Top of Recorded information

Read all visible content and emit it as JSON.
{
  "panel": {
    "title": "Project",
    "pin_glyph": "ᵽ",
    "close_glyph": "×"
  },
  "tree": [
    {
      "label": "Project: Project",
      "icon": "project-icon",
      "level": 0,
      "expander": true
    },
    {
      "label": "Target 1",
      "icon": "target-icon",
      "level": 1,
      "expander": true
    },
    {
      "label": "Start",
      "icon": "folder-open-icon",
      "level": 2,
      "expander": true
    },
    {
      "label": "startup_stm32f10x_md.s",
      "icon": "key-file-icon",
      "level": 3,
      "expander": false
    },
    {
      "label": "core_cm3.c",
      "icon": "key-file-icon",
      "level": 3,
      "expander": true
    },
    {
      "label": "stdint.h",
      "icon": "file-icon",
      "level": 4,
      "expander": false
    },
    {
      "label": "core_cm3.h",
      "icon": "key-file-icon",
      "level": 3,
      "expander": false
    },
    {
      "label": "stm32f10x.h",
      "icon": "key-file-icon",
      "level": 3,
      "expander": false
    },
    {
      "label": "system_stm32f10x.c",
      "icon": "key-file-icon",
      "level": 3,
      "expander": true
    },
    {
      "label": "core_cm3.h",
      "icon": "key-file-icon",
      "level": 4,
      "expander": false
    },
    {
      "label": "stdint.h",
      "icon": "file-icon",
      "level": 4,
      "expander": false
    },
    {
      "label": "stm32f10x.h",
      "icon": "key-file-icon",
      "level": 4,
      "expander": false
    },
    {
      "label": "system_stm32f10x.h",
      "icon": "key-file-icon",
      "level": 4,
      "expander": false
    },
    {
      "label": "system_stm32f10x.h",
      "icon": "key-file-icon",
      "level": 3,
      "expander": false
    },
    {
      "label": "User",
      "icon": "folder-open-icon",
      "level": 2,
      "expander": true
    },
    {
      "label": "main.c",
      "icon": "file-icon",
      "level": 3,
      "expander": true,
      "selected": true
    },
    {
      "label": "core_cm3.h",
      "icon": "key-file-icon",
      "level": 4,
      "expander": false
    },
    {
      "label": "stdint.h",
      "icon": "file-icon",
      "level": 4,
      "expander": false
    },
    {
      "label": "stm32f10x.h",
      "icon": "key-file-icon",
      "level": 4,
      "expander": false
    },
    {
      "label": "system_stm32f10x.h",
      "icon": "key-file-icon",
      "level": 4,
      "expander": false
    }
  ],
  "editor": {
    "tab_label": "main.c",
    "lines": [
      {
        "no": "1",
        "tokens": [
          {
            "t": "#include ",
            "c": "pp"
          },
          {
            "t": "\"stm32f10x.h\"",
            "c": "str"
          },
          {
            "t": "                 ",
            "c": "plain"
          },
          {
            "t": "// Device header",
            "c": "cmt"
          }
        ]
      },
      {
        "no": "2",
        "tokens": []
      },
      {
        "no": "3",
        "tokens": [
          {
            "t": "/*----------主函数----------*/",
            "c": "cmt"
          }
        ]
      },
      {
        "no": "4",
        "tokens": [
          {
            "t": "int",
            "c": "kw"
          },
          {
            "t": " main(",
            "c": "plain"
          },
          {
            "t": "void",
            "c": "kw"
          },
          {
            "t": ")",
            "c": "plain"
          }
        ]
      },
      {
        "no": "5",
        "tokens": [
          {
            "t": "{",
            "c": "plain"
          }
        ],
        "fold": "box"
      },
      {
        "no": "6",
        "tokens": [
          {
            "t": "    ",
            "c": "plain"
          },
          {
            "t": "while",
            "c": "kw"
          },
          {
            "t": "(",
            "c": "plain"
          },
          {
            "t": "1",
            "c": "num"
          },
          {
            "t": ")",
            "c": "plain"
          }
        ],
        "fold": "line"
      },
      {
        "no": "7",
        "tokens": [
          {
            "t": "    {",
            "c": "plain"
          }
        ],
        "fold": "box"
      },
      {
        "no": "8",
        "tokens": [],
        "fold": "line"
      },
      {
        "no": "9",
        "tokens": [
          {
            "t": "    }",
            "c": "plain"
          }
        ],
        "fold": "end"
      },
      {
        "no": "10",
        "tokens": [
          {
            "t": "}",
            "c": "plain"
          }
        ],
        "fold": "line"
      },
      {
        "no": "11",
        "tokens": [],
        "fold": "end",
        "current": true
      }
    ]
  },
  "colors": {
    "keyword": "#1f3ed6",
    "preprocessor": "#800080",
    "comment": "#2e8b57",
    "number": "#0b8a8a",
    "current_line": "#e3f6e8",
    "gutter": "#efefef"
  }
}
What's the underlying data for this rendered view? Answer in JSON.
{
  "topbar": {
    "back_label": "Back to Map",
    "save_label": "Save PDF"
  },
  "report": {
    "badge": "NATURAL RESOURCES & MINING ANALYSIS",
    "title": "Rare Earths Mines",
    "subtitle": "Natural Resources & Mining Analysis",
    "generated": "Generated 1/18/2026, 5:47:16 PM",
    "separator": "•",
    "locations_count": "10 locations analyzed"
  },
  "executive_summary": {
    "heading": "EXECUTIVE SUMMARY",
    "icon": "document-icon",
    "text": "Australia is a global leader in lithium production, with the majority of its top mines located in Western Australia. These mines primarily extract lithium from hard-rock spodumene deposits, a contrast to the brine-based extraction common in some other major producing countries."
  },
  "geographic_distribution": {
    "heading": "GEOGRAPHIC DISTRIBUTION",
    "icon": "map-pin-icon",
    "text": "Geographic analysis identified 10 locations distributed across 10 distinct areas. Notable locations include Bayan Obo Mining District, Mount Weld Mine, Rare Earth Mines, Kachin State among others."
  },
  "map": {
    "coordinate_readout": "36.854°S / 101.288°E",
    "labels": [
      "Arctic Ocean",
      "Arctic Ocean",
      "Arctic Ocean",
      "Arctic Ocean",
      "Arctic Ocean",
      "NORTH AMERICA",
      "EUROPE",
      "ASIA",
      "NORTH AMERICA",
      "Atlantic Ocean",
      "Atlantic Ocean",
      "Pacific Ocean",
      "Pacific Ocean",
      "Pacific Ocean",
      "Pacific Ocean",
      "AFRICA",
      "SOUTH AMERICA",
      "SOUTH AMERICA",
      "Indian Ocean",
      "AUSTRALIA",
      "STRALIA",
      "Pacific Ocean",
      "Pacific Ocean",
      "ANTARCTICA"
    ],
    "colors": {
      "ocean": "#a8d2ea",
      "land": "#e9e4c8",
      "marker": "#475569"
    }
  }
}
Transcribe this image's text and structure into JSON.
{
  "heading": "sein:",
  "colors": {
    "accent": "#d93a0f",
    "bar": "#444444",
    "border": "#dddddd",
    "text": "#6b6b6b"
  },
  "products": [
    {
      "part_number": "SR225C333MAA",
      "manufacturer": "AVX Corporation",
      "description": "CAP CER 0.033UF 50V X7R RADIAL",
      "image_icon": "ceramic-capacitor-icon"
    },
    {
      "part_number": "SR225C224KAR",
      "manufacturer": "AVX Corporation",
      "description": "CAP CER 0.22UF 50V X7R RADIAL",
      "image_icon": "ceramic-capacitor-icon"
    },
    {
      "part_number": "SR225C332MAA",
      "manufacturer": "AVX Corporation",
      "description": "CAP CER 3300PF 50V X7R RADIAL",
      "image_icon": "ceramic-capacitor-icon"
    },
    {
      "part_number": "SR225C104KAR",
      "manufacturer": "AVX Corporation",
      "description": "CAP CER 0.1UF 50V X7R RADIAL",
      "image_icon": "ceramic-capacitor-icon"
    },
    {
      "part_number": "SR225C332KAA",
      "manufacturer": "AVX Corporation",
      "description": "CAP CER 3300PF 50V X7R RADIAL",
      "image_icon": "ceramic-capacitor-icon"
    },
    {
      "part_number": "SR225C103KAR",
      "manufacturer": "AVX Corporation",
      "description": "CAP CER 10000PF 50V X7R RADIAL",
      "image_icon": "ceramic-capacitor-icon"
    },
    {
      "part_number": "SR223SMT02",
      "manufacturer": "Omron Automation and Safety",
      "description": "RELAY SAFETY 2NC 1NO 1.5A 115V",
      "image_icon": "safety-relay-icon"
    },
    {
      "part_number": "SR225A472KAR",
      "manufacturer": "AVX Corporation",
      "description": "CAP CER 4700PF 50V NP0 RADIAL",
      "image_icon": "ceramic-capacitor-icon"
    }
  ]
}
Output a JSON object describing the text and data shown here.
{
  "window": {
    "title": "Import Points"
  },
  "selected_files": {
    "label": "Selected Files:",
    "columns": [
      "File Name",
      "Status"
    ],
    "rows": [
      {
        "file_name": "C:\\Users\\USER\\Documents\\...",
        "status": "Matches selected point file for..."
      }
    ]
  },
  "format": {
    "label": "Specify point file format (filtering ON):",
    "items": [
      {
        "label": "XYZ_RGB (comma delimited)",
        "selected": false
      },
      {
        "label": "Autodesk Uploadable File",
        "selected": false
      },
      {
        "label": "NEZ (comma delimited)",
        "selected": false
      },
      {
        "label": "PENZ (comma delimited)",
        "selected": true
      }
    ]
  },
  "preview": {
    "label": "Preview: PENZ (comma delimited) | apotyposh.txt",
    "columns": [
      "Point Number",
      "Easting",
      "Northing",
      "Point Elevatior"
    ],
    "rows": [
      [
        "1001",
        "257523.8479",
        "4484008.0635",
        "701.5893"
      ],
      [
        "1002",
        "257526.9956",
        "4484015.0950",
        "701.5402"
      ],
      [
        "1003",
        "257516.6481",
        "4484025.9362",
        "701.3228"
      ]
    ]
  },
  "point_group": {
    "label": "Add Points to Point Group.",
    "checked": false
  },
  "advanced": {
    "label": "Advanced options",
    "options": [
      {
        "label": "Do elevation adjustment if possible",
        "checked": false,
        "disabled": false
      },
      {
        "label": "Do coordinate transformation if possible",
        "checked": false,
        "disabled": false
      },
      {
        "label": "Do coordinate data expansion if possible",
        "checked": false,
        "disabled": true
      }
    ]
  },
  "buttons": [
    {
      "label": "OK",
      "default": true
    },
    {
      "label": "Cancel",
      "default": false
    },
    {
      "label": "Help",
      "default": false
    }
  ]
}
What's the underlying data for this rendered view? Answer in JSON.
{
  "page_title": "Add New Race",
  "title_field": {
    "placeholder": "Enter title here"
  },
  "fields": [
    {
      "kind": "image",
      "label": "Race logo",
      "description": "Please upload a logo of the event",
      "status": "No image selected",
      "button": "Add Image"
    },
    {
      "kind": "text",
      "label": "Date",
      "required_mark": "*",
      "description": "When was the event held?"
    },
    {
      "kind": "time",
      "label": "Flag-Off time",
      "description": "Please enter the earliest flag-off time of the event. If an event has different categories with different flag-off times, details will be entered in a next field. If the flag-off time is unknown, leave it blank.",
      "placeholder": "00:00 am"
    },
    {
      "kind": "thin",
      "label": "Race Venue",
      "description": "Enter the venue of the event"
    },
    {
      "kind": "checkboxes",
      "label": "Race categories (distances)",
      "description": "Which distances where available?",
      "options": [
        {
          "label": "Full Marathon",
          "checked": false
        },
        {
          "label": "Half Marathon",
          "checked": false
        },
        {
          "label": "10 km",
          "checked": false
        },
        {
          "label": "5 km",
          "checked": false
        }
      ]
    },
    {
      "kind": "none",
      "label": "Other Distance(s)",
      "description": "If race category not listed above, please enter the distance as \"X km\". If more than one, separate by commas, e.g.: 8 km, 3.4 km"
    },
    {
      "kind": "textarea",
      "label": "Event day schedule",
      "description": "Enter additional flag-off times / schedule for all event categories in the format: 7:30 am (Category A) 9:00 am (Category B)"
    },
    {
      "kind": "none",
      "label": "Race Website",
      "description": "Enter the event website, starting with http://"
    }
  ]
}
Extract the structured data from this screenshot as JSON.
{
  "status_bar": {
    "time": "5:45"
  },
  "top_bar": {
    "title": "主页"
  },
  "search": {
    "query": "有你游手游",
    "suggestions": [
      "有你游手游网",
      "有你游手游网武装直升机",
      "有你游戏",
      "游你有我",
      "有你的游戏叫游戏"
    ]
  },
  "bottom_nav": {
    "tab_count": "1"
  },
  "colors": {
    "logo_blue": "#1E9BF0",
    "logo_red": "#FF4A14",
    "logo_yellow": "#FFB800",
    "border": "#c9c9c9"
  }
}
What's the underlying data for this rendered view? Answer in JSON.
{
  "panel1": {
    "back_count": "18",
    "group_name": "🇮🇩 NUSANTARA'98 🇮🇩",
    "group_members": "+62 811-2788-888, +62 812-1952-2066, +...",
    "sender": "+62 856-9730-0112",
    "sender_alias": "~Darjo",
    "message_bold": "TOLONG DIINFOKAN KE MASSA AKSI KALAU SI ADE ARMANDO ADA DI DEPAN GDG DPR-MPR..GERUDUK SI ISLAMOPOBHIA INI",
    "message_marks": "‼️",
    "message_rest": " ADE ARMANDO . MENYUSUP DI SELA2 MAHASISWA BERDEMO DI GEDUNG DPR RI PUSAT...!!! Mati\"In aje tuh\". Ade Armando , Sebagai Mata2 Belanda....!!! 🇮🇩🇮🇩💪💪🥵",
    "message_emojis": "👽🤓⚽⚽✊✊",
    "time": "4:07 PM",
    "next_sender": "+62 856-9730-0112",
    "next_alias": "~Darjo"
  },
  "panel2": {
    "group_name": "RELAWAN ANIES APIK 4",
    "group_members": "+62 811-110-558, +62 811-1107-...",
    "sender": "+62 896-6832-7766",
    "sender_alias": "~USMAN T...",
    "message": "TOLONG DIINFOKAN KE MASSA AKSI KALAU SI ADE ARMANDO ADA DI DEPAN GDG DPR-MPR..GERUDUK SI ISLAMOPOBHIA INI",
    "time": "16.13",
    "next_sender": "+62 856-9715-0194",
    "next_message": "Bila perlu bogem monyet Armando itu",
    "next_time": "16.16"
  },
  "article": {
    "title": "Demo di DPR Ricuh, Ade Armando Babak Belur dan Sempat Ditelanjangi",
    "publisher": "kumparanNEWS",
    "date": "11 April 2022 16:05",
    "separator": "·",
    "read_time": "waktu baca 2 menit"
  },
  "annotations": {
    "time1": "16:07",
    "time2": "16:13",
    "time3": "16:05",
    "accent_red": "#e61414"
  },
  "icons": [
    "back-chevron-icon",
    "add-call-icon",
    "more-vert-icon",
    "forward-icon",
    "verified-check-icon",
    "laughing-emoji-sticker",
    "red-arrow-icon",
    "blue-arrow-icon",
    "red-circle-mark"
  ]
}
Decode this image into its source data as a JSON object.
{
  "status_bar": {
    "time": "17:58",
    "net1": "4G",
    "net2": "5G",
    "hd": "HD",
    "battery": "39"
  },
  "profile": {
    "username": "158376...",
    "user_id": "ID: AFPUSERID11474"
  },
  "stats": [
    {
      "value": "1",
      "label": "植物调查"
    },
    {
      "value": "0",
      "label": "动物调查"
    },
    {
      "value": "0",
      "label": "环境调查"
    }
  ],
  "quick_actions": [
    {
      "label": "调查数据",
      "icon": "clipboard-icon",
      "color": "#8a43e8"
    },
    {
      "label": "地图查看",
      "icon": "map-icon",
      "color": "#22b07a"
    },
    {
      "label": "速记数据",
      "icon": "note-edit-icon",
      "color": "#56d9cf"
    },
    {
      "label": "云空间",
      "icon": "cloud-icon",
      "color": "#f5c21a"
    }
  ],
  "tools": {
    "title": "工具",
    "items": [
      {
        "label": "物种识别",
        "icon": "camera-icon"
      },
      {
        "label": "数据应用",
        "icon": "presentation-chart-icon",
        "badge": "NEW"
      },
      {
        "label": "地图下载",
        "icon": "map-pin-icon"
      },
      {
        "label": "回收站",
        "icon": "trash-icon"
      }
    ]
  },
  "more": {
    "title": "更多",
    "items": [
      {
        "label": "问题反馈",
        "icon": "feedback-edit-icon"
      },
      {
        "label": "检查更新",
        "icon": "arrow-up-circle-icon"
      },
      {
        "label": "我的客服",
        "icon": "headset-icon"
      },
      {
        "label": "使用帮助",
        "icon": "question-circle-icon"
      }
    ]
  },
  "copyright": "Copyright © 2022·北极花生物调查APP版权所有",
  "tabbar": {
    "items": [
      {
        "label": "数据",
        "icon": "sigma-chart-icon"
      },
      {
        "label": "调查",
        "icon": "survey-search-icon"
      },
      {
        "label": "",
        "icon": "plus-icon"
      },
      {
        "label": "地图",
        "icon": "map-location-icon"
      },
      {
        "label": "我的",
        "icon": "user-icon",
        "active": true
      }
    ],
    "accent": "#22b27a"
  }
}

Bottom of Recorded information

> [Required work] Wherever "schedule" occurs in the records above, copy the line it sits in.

> [Finished exercise]
      "label": "Event day schedule",
      "description": "Enter additional flag-off times / schedule for all event categories in the format: 7:30 am (Category A) 9:00 am (Category B)"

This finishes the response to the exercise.